Acquire new craft skills outside your own vocation. Take apart and reassemble an alarm clock. Go skiing. Learn to sail. Tie trout flies. Join a toastmaster’s club. Make pottery. Take up square dancing. Play billiards. Practice karate. Fix toys for invalid children.
The first three Cs of the universal man, however, are only exercises which strengthen his individualism and “tunes him in” to the aspirations of others.
It teaches him through activity and involvement to recognize the main thrust of the human spirit at his particular place and time. It helps him determine what is truth and what is pretense – what is responsibility and what is hoodlumism.
In short, consideration for others is the ultimate contribution the Universal Man can make to society.
All of us have the potential of universality. The heroes of old were products of their times. The question is, have we the motivation to share our concern with the impoverished, the disillusioned and the undereducated of the world? Most particularly, can we help others in an unassuming and practical manner – putting emotion and personal recognition entirely aside?
We have enough bleeding hearts who wail and beat themselves on the chest – not enough broadly concerned citizens to pitch in with their skills and influence to make meaningful changes within the framework of reality.
We can shape our world for ourselves and future generations by taking a constructive part in solving the problems of our day. Our inaction will allow the riff raft of society to suppress us.

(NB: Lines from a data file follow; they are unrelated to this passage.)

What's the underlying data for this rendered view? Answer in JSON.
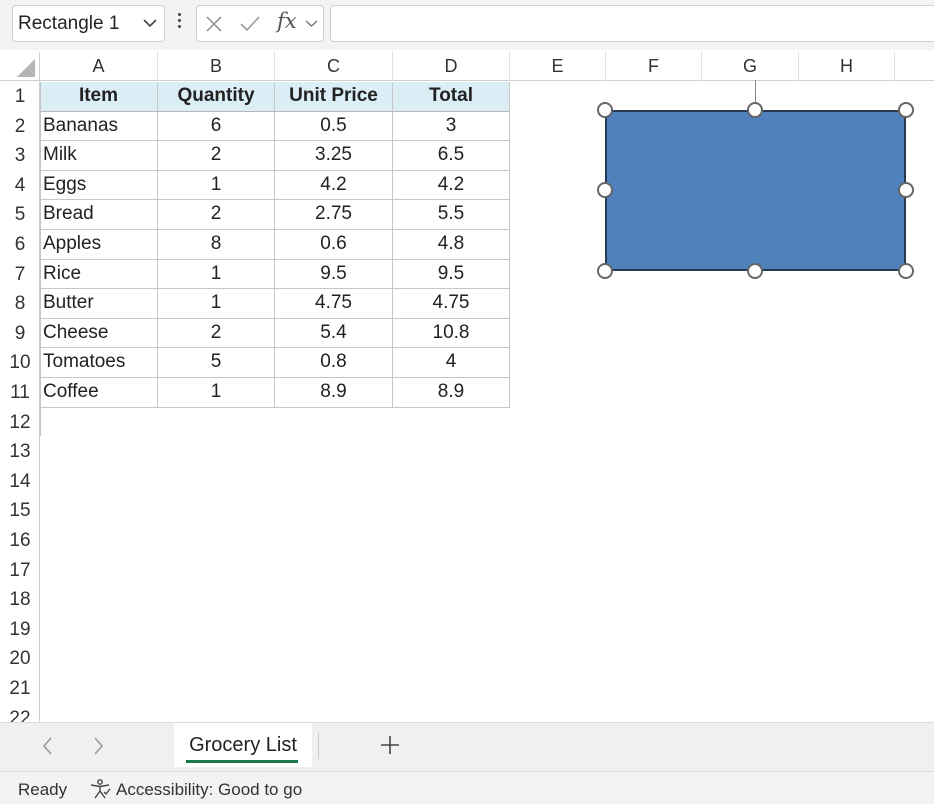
{
  "formula_bar": {
    "name_box": "Rectangle 1",
    "formula": ""
  },
  "columns": [
    "A",
    "B",
    "C",
    "D",
    "E",
    "F",
    "G",
    "H"
  ],
  "rows": [
    "1",
    "2",
    "3",
    "4",
    "5",
    "6",
    "7",
    "8",
    "9",
    "10",
    "11",
    "12",
    "13",
    "14",
    "15",
    "16",
    "17",
    "18",
    "19",
    "20",
    "21",
    "22"
  ],
  "table": {
    "headers": [
      "Item",
      "Quantity",
      "Unit Price",
      "Total"
    ],
    "rows": [
      [
        "Bananas",
        "6",
        "0.5",
        "3"
      ],
      [
        "Milk",
        "2",
        "3.25",
        "6.5"
      ],
      [
        "Eggs",
        "1",
        "4.2",
        "4.2"
      ],
      [
        "Bread",
        "2",
        "2.75",
        "5.5"
      ],
      [
        "Apples",
        "8",
        "0.6",
        "4.8"
      ],
      [
        "Rice",
        "1",
        "9.5",
        "9.5"
      ],
      [
        "Butter",
        "1",
        "4.75",
        "4.75"
      ],
      [
        "Cheese",
        "2",
        "5.4",
        "10.8"
      ],
      [
        "Tomatoes",
        "5",
        "0.8",
        "4"
      ],
      [
        "Coffee",
        "1",
        "8.9",
        "8.9"
      ]
    ]
  },
  "shape": {
    "name": "Rectangle 1",
    "fill_color": "#4f81bd",
    "border_color": "#263a52"
  },
  "sheet_tabs": {
    "active": "Grocery List"
  },
  "status_bar": {
    "ready": "Ready",
    "accessibility": "Accessibility: Good to go"
  },
  "colors": {
    "header_fill": "#dbeef5",
    "tab_accent": "#1d7a46"
  }
}
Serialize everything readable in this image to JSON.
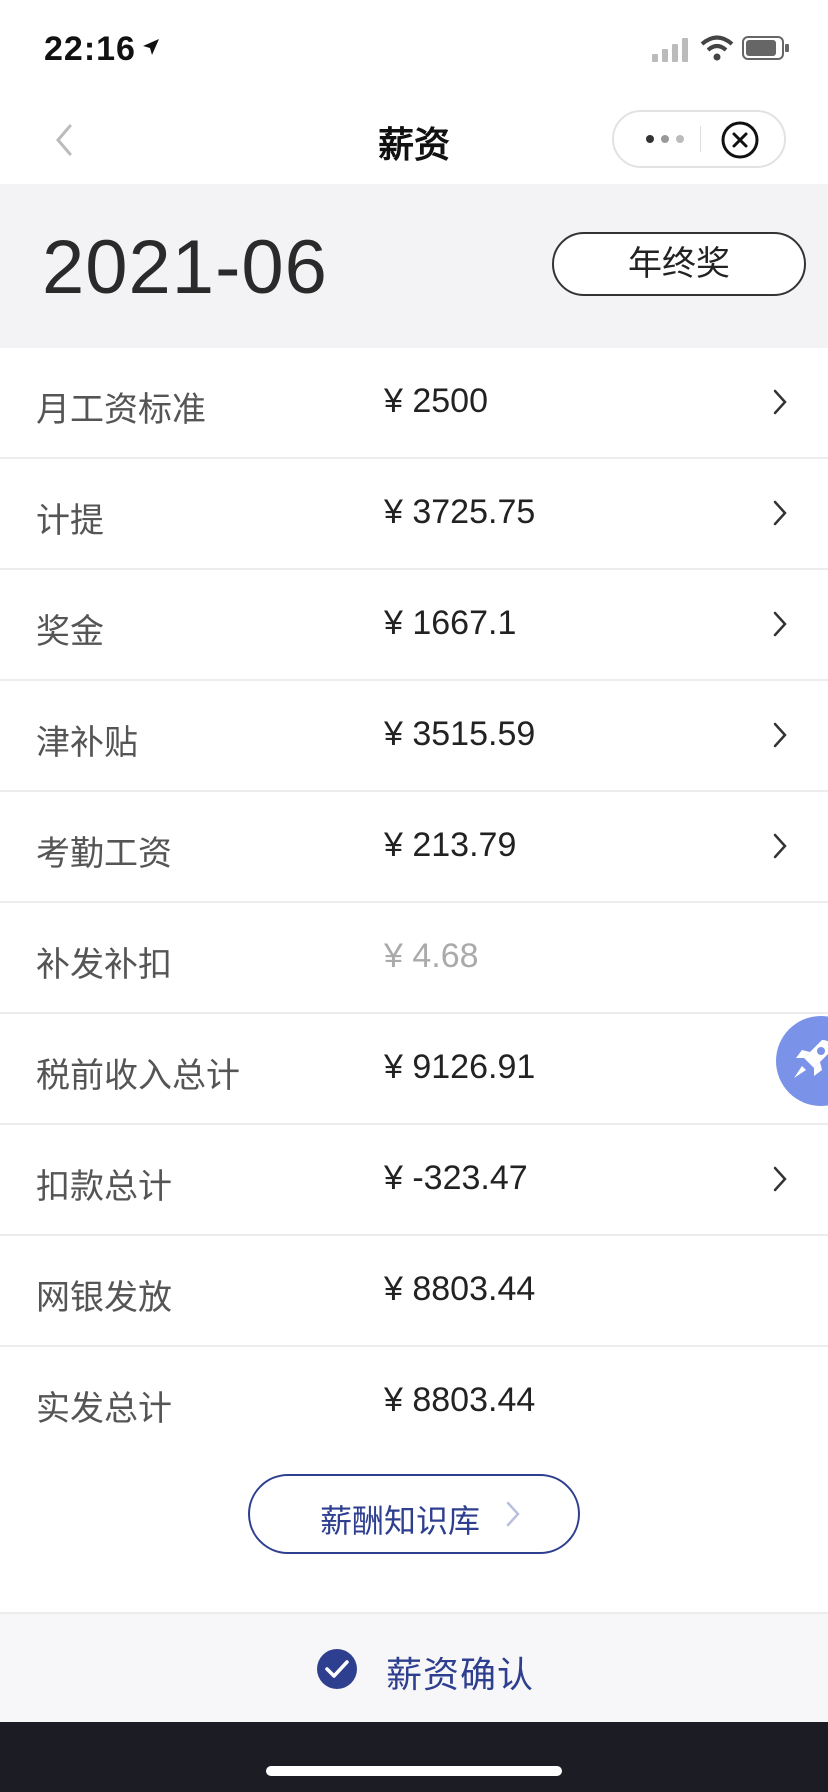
{
  "status_bar": {
    "time": "22:16"
  },
  "nav": {
    "title": "薪资"
  },
  "header": {
    "period": "2021-06",
    "bonus_label": "年终奖"
  },
  "rows": [
    {
      "label": "月工资标准",
      "value": "¥ 2500",
      "arrow": true
    },
    {
      "label": "计提",
      "value": "¥ 3725.75",
      "arrow": true
    },
    {
      "label": "奖金",
      "value": "¥ 1667.1",
      "arrow": true
    },
    {
      "label": "津补贴",
      "value": "¥ 3515.59",
      "arrow": true
    },
    {
      "label": "考勤工资",
      "value": "¥ 213.79",
      "arrow": true
    },
    {
      "label": "补发补扣",
      "value": "¥ 4.68",
      "arrow": false
    },
    {
      "label": "税前收入总计",
      "value": "¥ 9126.91",
      "arrow": false
    },
    {
      "label": "扣款总计",
      "value": "¥ -323.47",
      "arrow": true
    },
    {
      "label": "网银发放",
      "value": "¥ 8803.44",
      "arrow": false
    },
    {
      "label": "实发总计",
      "value": "¥ 8803.44",
      "arrow": false
    }
  ],
  "knowledge_base": {
    "label": "薪酬知识库"
  },
  "confirm": {
    "label": "薪资确认"
  },
  "icons": {
    "back": "chevron-left-icon",
    "more": "more-dots-icon",
    "close": "close-circle-icon",
    "row_arrow": "chevron-right-icon",
    "rocket": "rocket-icon",
    "check": "check-circle-icon"
  },
  "colors": {
    "accent": "#2f3f8f",
    "rocket_bg": "#7a92e8",
    "header_bg": "#f3f3f5",
    "home_bar": "#1c1c24"
  }
}
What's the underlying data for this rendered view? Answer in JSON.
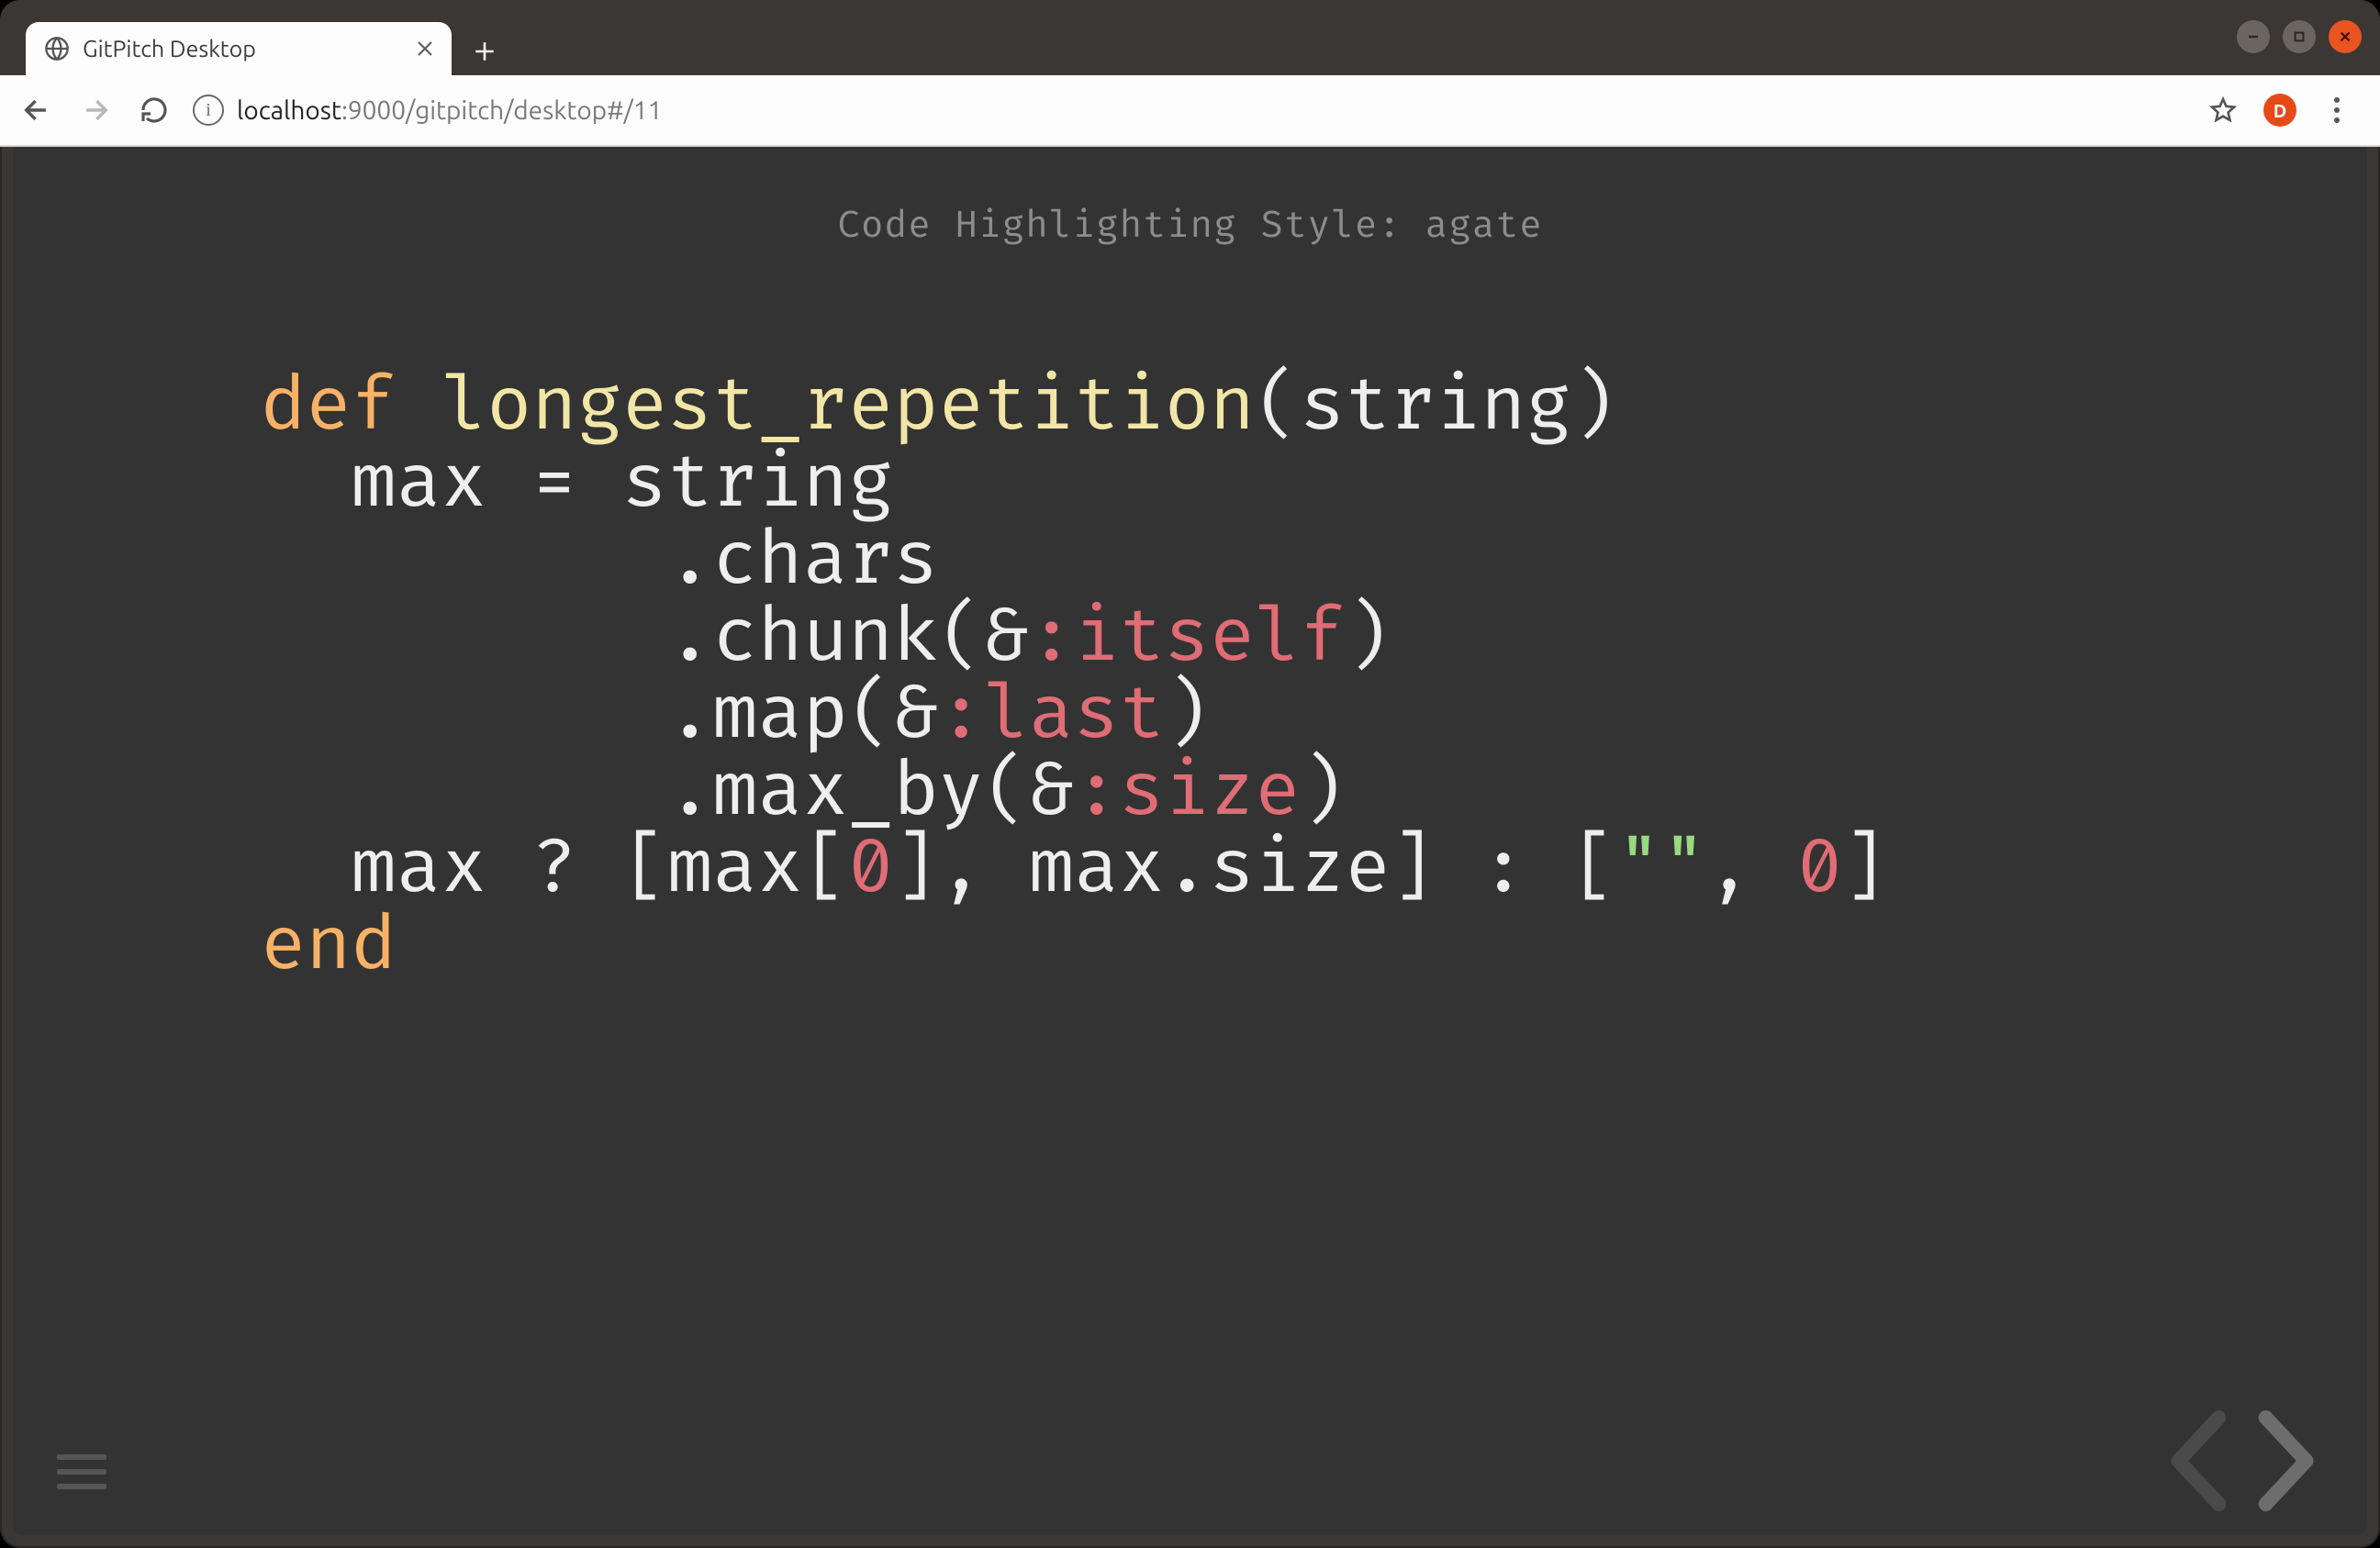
{
  "window": {
    "tab_title": "GitPitch Desktop",
    "window_controls": {
      "min": "–",
      "max": "▢",
      "close": "✕"
    }
  },
  "address": {
    "info_char": "i",
    "host_dim": "localhost",
    "host_port": ":9000",
    "path": "/gitpitch/desktop#/11",
    "avatar_initial": "D"
  },
  "slide": {
    "title": "Code Highlighting Style: agate"
  },
  "code": {
    "l1_def": "def",
    "l1_fn": "longest_repetition",
    "l1_args": "(string)",
    "l2": "  max = string",
    "l3": "         .chars",
    "l4_pre": "         .chunk(&",
    "l4_sym": ":itself",
    "l4_post": ")",
    "l5_pre": "         .map(&",
    "l5_sym": ":last",
    "l5_post": ")",
    "l6_pre": "         .max_by(&",
    "l6_sym": ":size",
    "l6_post": ")",
    "l7_a": "  max ? [max[",
    "l7_zero1": "0",
    "l7_b": "], max.size] : [",
    "l7_str": "\"\"",
    "l7_c": ", ",
    "l7_zero2": "0",
    "l7_d": "]",
    "l8_end": "end"
  }
}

- The challenges were never clearer.
- The potential satisfaction never greater.
- The place to start is here.
- The time to start is now.